According to reports, the movie maker travelled at 26,700 feet an hour (about 5 mph) in his one-man submarine Deepsea Challenger in order to dive seven miles below the ocean's surface.
The Trench, situated just off the coast of the Pacific island of Guam, measures a massive 120 times larger than the Grand Canyon and is more than a mile higher than Everest is tall.
Guinness World Records is currently awaiting evidence before ratifying a record, although Cameron's feat certainly puts him in line for the title of deepest manned dive, equalling the record set by US Navy Lt Don Walsh and Swiss oceanographer Jacques Piccard in 1960.
The Walsh/Picard mission saw the pair spend 20 minutes on the ocean floor in a deep-sea submersible calledTrieste.
Cameron could also lay claim to the deepest solo dive as well as the deepest tweet ever sent after sending a message declaring that he had reached the ocean's deepest point to his followers on Twitter.
With the sea bed illuminated by the lights on his submarine, Cameron was able to see out on to the desolate underwater landscape from a small window, describing the sea floor as "devoid of sunlight, devoid of any heat, any warmth".
The pressure was so great that it squeezed the height of his submersible vehicle by three inches.
Little in the way of life was immediately visible with the only creatures perceptible near the bottom being tiny shrimp-like arthropods.
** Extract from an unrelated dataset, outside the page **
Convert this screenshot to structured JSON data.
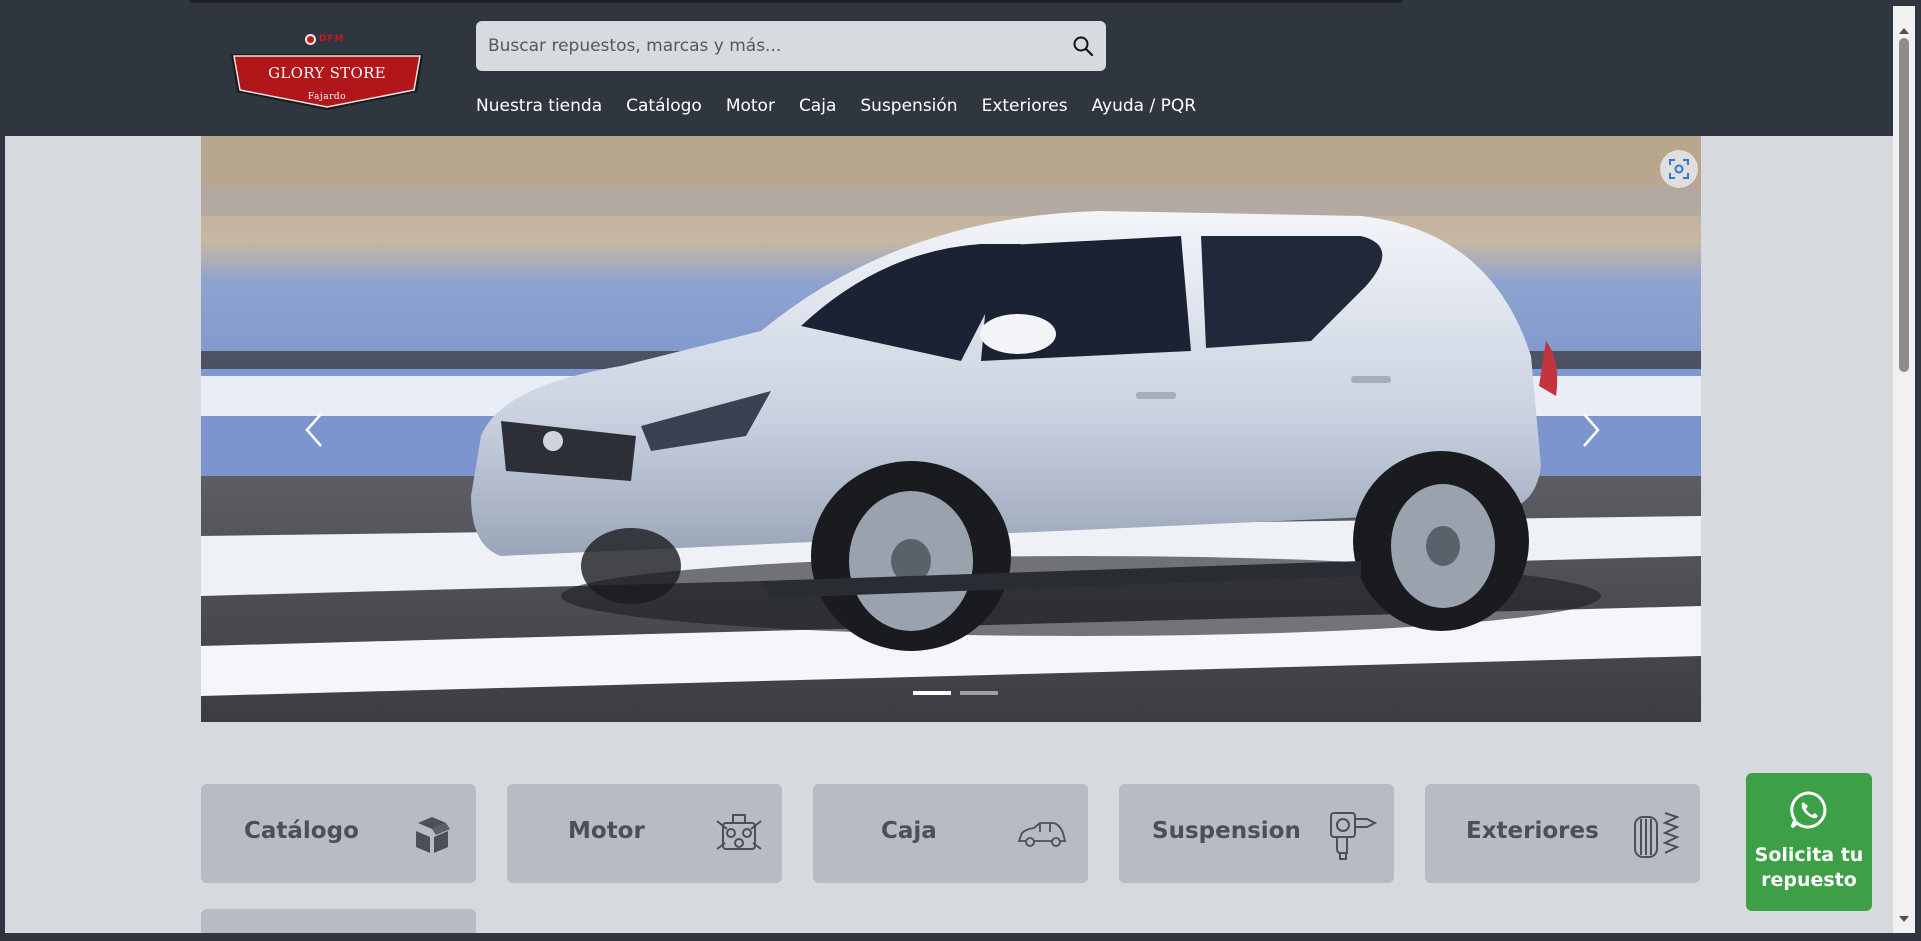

Cameron said further exploration would be required to discern what other organisms might live at the ocean's surface.
"When I got to the bottom ... it was completely featureless and uniform," he said. "My feeling was one of complete isolation from all of humanity. ... More than anything, [it's] realizing how tiny you are down in this big, vast, black, unknown and unexplored place."
The 57-year-old already holds the record for the director of most movies to gross over $1 billion, while his 3D science fiction epic Avatar holds seven world records including highest box-office film gross.
"Ocean trenches really are our planet's final frontiers," said Guinness World Records Editor-in-Chief Craig Glenday, "and Cameron's fantastic voyage - the first in more than 50 years - will help us all learn more about the mysteries of this uncharted world.
"His passion for the ocean, and his dedication and drive to succeed, makes him a record-breaker who will rightly take his place among the world's greatest explorers."
Cameron's dive was part of a joint scientific expedition by Cameron, the National Geographic Society and watch makers Rolex.
He says he plans to return to the Trench in the near-future for further exploration as well as taking samples from the ocean's surface floor in order to aid scientific research.